As a nation we must take care not to forget the dark things that happened under apartheid, and those things that victims saw with their own eyes. These things must not fade from our minds, and we must teach them to our
children and our children’s children.
Since the end of the TRC the only former Security Branch policeman who has voluntarily offered to tell the truth about the horrors of the 1980s and early 1990s at John Vorster Square is Paul Erasmus. In the Ahmed Timol Inquest, we heard Neville Els and Seth Sons claim that they had never been involved in the torture of detainees, but that they had only heard rumours of such things.
Meantime, the ANC’s ranks are full of activists who claim that they suffered brutal interrogation at the hands of these men. At the TRC the security police only offered enough information to satisfy their amnesty claims and nothing more.
The foot soldiers of the apartheid security apparatus are intent on maintaining their laager mentality and conspiracy of silence.
Once men have entered into their eighth decade, you would think that they would consider unburdening themselves by telling the truth before they meet their maker. But one by one they are going to their graves with their secrets intact, devoid of remorse or guilt for the sadistic acts they carried out, and certainly with no compassion for their victims. The only word to describe such men is psychopaths.
This week Erasmus took the stand over two days at the Neil Aggett Inquest and divulged a litany of secrets pertaining to the Security Branch’s operations and crimes. His testimony was an attempt to set himself free by telling the truth about what really happened. He did so at potentially great risk to his own personal security and that of his family.

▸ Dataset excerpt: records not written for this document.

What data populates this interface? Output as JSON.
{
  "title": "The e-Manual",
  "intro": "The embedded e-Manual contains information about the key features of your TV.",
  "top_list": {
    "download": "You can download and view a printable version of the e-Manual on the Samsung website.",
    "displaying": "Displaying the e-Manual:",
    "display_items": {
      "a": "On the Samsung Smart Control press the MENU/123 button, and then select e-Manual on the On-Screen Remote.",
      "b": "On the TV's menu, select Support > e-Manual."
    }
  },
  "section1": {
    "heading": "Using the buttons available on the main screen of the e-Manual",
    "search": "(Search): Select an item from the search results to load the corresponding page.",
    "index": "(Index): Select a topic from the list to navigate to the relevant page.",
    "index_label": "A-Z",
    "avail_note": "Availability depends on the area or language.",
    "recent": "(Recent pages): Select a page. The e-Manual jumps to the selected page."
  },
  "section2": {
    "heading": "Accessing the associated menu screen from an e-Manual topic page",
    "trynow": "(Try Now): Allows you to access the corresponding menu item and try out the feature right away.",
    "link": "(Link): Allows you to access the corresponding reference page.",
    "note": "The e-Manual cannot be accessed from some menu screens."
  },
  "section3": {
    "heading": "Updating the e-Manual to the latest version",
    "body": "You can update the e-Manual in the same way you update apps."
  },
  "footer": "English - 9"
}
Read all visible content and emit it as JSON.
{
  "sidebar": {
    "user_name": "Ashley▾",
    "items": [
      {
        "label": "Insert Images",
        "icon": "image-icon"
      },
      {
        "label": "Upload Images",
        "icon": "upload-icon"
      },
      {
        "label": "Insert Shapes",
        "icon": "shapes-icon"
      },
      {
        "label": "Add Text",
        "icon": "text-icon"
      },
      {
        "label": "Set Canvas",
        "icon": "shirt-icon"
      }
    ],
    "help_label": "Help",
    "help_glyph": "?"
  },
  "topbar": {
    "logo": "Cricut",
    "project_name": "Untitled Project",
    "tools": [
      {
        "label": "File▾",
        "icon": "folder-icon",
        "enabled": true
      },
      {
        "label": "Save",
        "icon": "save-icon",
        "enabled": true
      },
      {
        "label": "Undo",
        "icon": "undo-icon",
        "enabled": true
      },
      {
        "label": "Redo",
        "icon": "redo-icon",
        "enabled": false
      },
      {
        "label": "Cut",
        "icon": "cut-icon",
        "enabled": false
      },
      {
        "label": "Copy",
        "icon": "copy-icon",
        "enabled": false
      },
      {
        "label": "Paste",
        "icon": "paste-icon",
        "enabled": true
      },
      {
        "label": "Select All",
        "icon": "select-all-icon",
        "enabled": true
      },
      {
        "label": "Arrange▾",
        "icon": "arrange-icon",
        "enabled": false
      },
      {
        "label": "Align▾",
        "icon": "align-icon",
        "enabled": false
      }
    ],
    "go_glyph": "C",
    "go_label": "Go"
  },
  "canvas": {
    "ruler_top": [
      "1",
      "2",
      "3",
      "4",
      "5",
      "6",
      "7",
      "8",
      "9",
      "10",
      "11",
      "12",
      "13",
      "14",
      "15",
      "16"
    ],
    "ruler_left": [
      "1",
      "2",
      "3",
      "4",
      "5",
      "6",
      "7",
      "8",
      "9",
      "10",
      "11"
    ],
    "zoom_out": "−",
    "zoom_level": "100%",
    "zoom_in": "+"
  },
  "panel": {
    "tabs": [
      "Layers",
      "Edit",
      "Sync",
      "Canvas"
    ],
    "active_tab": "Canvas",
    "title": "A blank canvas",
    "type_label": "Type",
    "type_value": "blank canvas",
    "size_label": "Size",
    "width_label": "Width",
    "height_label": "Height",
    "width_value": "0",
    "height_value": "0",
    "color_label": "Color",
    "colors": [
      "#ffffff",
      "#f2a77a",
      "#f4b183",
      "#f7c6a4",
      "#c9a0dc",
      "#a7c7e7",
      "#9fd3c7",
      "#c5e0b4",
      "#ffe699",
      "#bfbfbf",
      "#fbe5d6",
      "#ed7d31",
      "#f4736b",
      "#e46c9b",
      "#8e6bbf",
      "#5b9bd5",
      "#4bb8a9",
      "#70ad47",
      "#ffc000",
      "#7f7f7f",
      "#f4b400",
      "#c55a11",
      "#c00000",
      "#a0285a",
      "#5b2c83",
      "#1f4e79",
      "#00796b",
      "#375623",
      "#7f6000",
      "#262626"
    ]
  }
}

He did not try to hide or excuse the criminal acts that he and his colleagues at the Security Branch perpetrated. Erasmus admitted that at the time he was a committed ideologue who believed he was on a mission in defence of Christianity and against communism.
This came from the brainwashing that young white men were taught in police training college, where people of colour were depicted as inferior, and the ANC and SACP were characterised as godless communists.
Erasmus was considered so effective in his covert work by his superiors in the Security Branch that he received commendations on more than two occasions. But in hindsight he acknowledged this week in court that the acts they committed were despicable and bizarre, and the Security Branch was nothing but a bunch of criminals from the top down.
But what sets him apart from the rest in the Security Branch is the fact that he has expressed his deep regret for the long list of crimes he committed, all of which he was given amnesty for at the TRC. He looked at Aggett’s family sitting in the court on Wednesday and apologised for the role he had played in the period after Aggett’s death when he and Stephen Whitehead were tasked by their superiors to dig up dirt on Aggett in his home town of Grahamstown in order to create a false case that he had been suicidal.
Whitehead had tortured Aggett in the days leading up to his death, and questions have arisen as a result of the testimony in the inquest as to whether the torture had gone too far and in fact ended his life. Erasmus said that Whitehead admitted to him that “he had gone too far in trying to make a breakthrough with Neil Aggett”.
Whitehead cannot answer the questions that should have been put to him this week as he mysteriously died in the very week that the state announced the Aggett Inquest.
Whitehead was the son of a brigadier, and his father-in-law, Dennis Rothman, was the deputy head of Boss (Bureau of State Security), which explains his promotion to lieutenant when those older than him were still warrant officers.
No expense was spared to ensure Whitehead was not charged with any crime, and that the state could build a case that Aggett had committed suicide. The Special Branch even held mock trials for days before the Aggett inquest in 1982 to ensure Whitehead was well prepared to give the state’s version of events.
Had Winnie Madikizela-Mandela been alive today there is no doubt she would have been sitting in the Aggett Inquest, as she had appreciated Erasmus’s honesty about the past. She was a great believer that the National Prosecuting Authority had a duty to victims to ensure that deaths in detention were properly investigated and that those who had not applied for amnesty were prosecuted for their crimes.
Madikizela-Mandela had been the target of Erasmus’s Stratcom dirty tricks in the early 1990s, when his entire job had become about discrediting her as a human being and freedom fighter.
One day in 1997, Erasmus came clean and admitted to her over the course of three hours everything he had done to her, which left her sobbing and in great pain.
But the woman whom the world liked to paint as a bitter hardliner had such humanity that she forgave Erasmus for his relentless campaign to destroy her, and even befriended him in the years to come.
What was most surprising was that she took forgiveness to another dimension, and in 1997 presented Erasmus’s daughter with her wedding ring from Madiba. It was her way of showing that in the new South Africa, forgiveness had no bounds. Erasmus kept photos taken of this occasion in her Soweto home, and it has been verified by Zindzi Mandela.
If Madikizela-Mandela could have found such depths of forgiveness, so should we. And if Erasmus could take truth to such new dimensions, then surely other foot soldiers of one of the most inhumane systems in the world should do the same.
* Ebrahim is the group foreign editor for Independent Media.